Problem description:
Collect the lines of the entries where "Back" shows up.

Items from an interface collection
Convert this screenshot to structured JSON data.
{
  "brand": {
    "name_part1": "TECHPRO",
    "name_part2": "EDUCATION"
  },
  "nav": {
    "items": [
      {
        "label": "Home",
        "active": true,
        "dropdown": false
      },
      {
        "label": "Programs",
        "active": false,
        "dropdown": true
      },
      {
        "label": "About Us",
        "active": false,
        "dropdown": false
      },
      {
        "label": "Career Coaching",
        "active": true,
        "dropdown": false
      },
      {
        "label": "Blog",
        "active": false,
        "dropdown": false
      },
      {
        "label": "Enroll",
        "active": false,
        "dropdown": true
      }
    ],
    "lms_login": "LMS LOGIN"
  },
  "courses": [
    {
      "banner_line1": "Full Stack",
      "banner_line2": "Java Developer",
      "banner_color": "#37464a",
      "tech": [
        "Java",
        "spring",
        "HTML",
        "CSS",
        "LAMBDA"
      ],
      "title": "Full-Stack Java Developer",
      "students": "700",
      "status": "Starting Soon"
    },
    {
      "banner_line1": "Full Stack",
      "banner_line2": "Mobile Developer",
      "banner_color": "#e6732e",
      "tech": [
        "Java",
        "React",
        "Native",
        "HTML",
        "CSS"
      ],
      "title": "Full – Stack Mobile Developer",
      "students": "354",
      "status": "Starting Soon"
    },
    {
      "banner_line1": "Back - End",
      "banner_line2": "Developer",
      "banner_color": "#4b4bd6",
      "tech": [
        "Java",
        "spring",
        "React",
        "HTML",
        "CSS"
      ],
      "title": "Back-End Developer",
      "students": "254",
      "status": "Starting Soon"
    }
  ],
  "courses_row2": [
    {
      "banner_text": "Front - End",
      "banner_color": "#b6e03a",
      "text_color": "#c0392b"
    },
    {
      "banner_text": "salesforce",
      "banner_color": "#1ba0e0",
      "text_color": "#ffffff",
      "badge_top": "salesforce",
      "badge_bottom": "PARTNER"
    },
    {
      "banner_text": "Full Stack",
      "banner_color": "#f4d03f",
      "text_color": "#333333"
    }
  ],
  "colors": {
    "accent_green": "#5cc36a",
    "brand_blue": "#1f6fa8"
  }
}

Answer area:
      "banner_line1": "Back - End",
      "title": "Back-End Developer",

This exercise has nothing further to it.